In Advisory Opinion 2004-30, considered at the September 9, 2004 meeting of the FEC, the FEC declined to recognize Citizens United, a 501(c)(4) advocacy organization, as a "press entity" entitled to the Federal Election Campaign Act's "press exemption" if it were to run television and radio ads within 60 days of the general election promoting a documentary film made by Citizens United about Senators John Kerry and John Edwards and mentioning the names of both candidates. The FEC also declined to allow Citizens United to use the press exception (1) to promote a book about John Kerry written by the President of Citizens United through similar television and radio advertisements or (2) to air the documentary film on television. The prohibitions issued by the FEC come from the fact that corporations, including nonprofit corporations, may not air electioneering communications within 60 days of a general election that feature or mention a federal candidate if, for Presidential candidates, the ads can be received by 50,000 or more persons nationwide. Although media corporations generally are exempt from these prohibitions, the FEC reasoned that Citizens United is in the political advocacy business rather than the business of gathering and disseminating news.
Congressman Seeks Advice on Marriage
At its August 19, 2004, meeting, the FEC approved Advisory Opinion 2004-26, which was requested by Wiley Rein & Fielding LLP on behalf of Congressman Jerry Weller and his fiancée, Zury Rios Sosa, who is both a citizen of Guatemala and a member of its legislature. Ms. Rios Sosa wanted to support Congressman Weller in his reelection efforts; however, federal regulations generally prohibit participation by foreign nationals in U.S. political campaigns. The FEC concluded that Ms. Rios Sosa could take part in Congressman Weller's campaign activities provided that she did not participate in any of the campaign's decision-making processes. Accordingly, the FEC explained that she may attend campaign events, solicit campaign contributions, give speeches and attend campaign meetings, as long as she is not involved in the campaign's management.
FEC Analyzes Medical Organization Affiliation
At its August 12, 2004 meeting the FEC approved an Advisory Opinion concluding that U.S. Oncology, Inc. is affiliated with the physician practices managed by its subsidiaries and, as a result, may solicit the restricted class of the practices for its Federal PAC. The factors considered by the FEC for affiliation were the entities' role in the governance of each other, the parent's control over non-medical matters, long-term financing and physician service on the boards and committees. The FEC also concluded that salaried physicians and nurses are members of the entity's restricted class and are eligible to be solicited to contribute to the PAC.
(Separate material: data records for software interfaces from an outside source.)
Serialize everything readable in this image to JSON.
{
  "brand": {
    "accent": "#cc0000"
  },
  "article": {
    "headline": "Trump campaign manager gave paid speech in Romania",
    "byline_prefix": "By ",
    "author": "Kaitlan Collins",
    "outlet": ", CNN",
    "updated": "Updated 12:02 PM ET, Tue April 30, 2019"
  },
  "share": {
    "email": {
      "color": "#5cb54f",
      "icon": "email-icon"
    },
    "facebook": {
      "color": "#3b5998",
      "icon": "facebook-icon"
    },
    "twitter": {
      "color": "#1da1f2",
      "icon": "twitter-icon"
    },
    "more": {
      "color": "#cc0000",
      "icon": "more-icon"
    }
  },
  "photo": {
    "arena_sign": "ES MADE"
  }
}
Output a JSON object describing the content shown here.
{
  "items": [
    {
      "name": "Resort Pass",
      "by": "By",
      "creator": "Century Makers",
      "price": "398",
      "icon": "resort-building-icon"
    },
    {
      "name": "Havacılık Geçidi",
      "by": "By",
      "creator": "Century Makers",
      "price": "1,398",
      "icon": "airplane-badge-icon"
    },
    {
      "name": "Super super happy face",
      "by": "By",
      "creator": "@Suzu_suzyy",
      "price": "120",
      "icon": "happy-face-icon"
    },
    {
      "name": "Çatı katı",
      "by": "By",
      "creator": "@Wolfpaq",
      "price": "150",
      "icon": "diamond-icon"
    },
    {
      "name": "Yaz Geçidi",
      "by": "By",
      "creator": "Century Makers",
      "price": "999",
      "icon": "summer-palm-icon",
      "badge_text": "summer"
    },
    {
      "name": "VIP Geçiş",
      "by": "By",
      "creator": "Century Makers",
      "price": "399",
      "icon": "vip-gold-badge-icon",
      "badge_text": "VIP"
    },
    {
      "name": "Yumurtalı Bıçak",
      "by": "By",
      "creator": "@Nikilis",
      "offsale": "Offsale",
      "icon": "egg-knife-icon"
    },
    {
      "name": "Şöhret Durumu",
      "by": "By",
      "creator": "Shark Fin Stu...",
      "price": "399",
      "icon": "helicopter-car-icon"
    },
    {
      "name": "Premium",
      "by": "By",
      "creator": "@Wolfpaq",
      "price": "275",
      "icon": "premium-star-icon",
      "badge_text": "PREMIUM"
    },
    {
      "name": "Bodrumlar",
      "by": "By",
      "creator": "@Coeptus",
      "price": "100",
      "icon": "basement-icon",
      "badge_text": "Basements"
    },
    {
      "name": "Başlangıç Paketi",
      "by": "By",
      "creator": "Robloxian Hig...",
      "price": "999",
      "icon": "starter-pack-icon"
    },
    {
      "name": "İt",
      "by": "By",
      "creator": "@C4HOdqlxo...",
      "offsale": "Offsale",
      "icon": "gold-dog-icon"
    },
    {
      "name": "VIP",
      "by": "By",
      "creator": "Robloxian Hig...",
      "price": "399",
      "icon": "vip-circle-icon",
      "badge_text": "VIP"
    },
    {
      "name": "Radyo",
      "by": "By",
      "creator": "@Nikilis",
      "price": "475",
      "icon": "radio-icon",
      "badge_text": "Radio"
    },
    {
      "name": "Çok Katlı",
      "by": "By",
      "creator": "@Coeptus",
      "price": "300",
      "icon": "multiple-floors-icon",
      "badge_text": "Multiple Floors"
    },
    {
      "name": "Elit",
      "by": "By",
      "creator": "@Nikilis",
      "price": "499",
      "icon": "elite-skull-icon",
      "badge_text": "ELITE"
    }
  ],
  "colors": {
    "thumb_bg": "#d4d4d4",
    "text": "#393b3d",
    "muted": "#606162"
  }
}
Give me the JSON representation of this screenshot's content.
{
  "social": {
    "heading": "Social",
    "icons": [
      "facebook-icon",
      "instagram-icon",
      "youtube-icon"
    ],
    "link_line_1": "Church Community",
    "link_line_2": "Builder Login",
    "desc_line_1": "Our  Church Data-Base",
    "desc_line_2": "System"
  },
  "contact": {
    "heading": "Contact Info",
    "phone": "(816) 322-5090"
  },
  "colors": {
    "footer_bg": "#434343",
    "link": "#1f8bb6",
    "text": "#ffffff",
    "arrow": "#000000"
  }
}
FEC Upholds Limits on Sale of Information
At its August 12, 2004 meeting, the FEC issued an Advisory Opinion to NGP Software confirming the applicability of a statutory provision that limits the sale of information contained in publicly available FEC disclosure reports to the name and address of PACs for the purpose of soliciting political contributions from them. NGP Software provides clients with software and consulting services for managing political contributions and reporting. It wanted to provide its clients with information regarding contributors that it would cull from publicly available FEC reports. The FEC concluded that the circumstances did not warrant a departure from the language of the statute that states: "information copied from such reports or statements may not be sold or used by any person for the purpose of soliciting contributions or for commercial purposes, other than using the name and address of any political committee to solicit contributions from such committee."